** Data records follows **
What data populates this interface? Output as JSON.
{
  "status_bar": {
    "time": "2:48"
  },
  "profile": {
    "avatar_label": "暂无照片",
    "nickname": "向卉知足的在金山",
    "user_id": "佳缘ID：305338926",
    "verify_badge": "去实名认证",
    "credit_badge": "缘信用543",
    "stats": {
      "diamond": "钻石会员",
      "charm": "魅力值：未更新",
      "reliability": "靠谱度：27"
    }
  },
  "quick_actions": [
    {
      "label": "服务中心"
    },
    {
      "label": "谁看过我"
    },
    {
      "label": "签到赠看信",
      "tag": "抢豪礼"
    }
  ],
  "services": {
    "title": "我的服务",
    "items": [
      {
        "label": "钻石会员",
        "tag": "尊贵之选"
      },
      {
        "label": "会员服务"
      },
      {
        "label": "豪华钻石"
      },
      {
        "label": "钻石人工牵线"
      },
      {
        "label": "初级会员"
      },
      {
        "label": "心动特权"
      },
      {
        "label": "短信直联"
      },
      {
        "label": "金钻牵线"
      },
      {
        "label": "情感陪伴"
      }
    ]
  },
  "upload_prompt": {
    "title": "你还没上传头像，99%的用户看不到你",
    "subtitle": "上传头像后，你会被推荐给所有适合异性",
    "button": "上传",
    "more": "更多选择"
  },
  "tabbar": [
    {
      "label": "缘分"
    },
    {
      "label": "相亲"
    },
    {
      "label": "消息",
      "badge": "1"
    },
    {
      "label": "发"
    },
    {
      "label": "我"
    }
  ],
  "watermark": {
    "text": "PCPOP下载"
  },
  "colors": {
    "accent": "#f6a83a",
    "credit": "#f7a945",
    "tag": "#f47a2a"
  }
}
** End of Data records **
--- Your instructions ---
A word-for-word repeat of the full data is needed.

--- Response ---
What data populates this interface? Output as JSON.
{
  "status_bar": {
    "time": "2:48"
  },
  "profile": {
    "avatar_label": "暂无照片",
    "nickname": "向卉知足的在金山",
    "user_id": "佳缘ID：305338926",
    "verify_badge": "去实名认证",
    "credit_badge": "缘信用543",
    "stats": {
      "diamond": "钻石会员",
      "charm": "魅力值：未更新",
      "reliability": "靠谱度：27"
    }
  },
  "quick_actions": [
    {
      "label": "服务中心"
    },
    {
      "label": "谁看过我"
    },
    {
      "label": "签到赠看信",
      "tag": "抢豪礼"
    }
  ],
  "services": {
    "title": "我的服务",
    "items": [
      {
        "label": "钻石会员",
        "tag": "尊贵之选"
      },
      {
        "label": "会员服务"
      },
      {
        "label": "豪华钻石"
      },
      {
        "label": "钻石人工牵线"
      },
      {
        "label": "初级会员"
      },
      {
        "label": "心动特权"
      },
      {
        "label": "短信直联"
      },
      {
        "label": "金钻牵线"
      },
      {
        "label": "情感陪伴"
      }
    ]
  },
  "upload_prompt": {
    "title": "你还没上传头像，99%的用户看不到你",
    "subtitle": "上传头像后，你会被推荐给所有适合异性",
    "button": "上传",
    "more": "更多选择"
  },
  "tabbar": [
    {
      "label": "缘分"
    },
    {
      "label": "相亲"
    },
    {
      "label": "消息",
      "badge": "1"
    },
    {
      "label": "发"
    },
    {
      "label": "我"
    }
  ],
  "watermark": {
    "text": "PCPOP下载"
  },
  "colors": {
    "accent": "#f6a83a",
    "credit": "#f7a945",
    "tag": "#f47a2a"
  }
}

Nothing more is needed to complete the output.